Repeating movements copious amounts of times makes them instinctual. But developing good technique early on ensures good movement pathways that become instinctual. And we can all agree that a good climber is one with good technique.
The key to climbing better while relying less on muscle strength comes from applying techniques. Techniques are something that many often overlook or don’t spend enough time contemplating. Imagine if you’re given a boulder problem and all you had to do was get past jugs in order to get to the top; chances are you’d somehow manage to pull it off even if this was your first time on it. Let’s at least assume that you would. This would happen because
a) You have the strength and mental capacity to get yourself going.
b) Climbing is intuitive.
Now, if we were to alter the course of the boulder problem while maintaining the same grade what would happen then? By altering, I mean if we were to introduce some necessary techniques to this route. Let’s say, you were required to smear without which you wouldn’t get past the first hold. You’d probably get stuck and wouldn’t know what to do or how to approach it. And before you know it, you have one more unfinished problem in your bucket while you look for something easy and approachable. That said, intuition may help but you can only do so much if you haven’t opened your mind to techniques yet.
Let’s take another example. We’ve all climbed up ladders in our lives. But do we use our arms to pull ourselves up the ladder or do we use our legs to step up and our arms to balance? It’s the latter but beginners often tire out as they use arms to pull themselves up while climbing. The foundation to climbing up a ladder or boulder problems remains the same. And this is where techniques come into play.
One of the mistakes I remember repeating when I first started climbing was not keeping my arms straight. As a result, I would always end up exhausting myself much faster than those who did. The adage of “the more you climb the better you get” is mostly true. Repeating movements copious amounts of times makes them instinctual. But developing good technique early on ensures good movement pathways that become instinctual. And we can all agree that a good climber is one with good technique.
Let’s look at some of the techniques and see if we can use them at our local climbing gyms.
Stemming is an efficient way of climbing once you have figured it out. While stemming, you create a counter-force by pushing outwards using your hands and legs. This is extremely useful because it utilizes pushing muscles and in turn saves energy for overused pulling muscles in climbing.
Imagine getting out of a swimming pool without having to use a ladder. Topping out on a ledge while applying pressure downwards is called mantling. For example a move wherein your feet matches your hands and then you end up standing on your feet.
Smearing is a technique where you use the soles of your shoes on a wall or a hold without a definite outline and you rely on the force generated by the soles of your shoes for friction against the surface. Since the surface is devoid of any specific structures it’s important to keep both your mind and eyes open to little protrusions. Slabs are where you’d find yourself applying this technique most often. Also, you’d want your heels to be lower relative to your toes in order to get the maximum surface area from your shoe.

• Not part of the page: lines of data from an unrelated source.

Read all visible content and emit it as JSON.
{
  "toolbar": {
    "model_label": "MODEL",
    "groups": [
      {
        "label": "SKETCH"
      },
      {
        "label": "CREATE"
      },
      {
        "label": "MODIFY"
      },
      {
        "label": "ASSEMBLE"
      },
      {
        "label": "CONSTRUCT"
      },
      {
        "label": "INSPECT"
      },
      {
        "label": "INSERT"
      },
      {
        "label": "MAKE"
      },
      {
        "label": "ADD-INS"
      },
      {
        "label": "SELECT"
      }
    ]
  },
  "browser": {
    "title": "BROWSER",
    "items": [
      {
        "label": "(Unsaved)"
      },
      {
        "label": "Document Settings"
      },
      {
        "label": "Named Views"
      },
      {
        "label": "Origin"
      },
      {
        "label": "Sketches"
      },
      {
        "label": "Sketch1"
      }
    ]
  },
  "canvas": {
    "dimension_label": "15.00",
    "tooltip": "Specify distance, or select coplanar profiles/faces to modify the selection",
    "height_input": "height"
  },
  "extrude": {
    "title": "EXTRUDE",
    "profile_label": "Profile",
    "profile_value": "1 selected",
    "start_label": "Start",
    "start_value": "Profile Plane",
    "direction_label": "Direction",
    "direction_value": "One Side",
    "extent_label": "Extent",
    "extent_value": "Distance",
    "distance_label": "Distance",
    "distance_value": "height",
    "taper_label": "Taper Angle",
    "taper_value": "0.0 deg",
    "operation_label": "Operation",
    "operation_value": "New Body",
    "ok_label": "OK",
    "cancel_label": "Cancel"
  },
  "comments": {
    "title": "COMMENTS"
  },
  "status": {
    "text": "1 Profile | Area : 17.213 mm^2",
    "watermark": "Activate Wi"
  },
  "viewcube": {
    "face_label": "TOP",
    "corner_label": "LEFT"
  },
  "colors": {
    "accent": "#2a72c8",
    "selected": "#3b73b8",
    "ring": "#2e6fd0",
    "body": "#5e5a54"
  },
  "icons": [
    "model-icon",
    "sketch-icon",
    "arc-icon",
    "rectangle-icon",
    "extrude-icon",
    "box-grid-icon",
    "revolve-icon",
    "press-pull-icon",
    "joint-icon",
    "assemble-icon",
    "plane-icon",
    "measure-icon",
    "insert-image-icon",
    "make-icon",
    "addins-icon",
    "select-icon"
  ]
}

When footholds are extremely small it is not possible to place your entire toes on the hold. This is where edging comes in. The idea is to apply force on the edges around the tip of your toes so you can transfer as much weight as possible on to the foothold. This is also one of the reasons why it’s recommended to get shoes that are tight.
When you’re able to have only one foot on the wall, you need to let go and hang your other leg in a certain way. The idea is to counterbalance. You use the hanging leg to shift your weight and maneuver your body accordingly. Flagging helps you try to break your swing as much as possible in order to gain more stability. Sometimes flagging is more efficient rather than using both your feet on the wall because it may result in a better body position.
You place the tip of your shoes on a hold and twist your knee in an angle where the knee faces downwards and the heel of the shoes turns upwards. Applying this technique can bring relief momentarily. Once applied, it is a good position to rest at and go for reachy holds.
Gastoning is a hold gripping technique where you grip a hold with your thumb lower relative to your fingers and pull away from your body with this hand. For example: Imagine opening the door of an elevator with both your hands, that would be a double gaston.
As the name suggests, it refers to pulling on a hold sideways towards your body. You could either shift your body weight away from that hold in order to lean on the positive side of the hold and/or apply counter force with your foot in order to gain stability.
Palming is like the smearing of the hand. In case there’s no hold to grab, only small depressions or protrusions on a blank face, then one can apply pressure with the palm of their hand onto the wall to create friction against its surface to move up (or really in whatever direction they’d like!). This technique is used a lot as part of stemming mentioned earlier and also in corner climbing.
Undercling can appear counter-intuitive at first. Instead of pulling down on a hold, underclings require you to pull up. A good approach to working with underclings requires you to have your body above the hold. Going for a higher foot ensures that and allows for good body tension and secures you a stable position.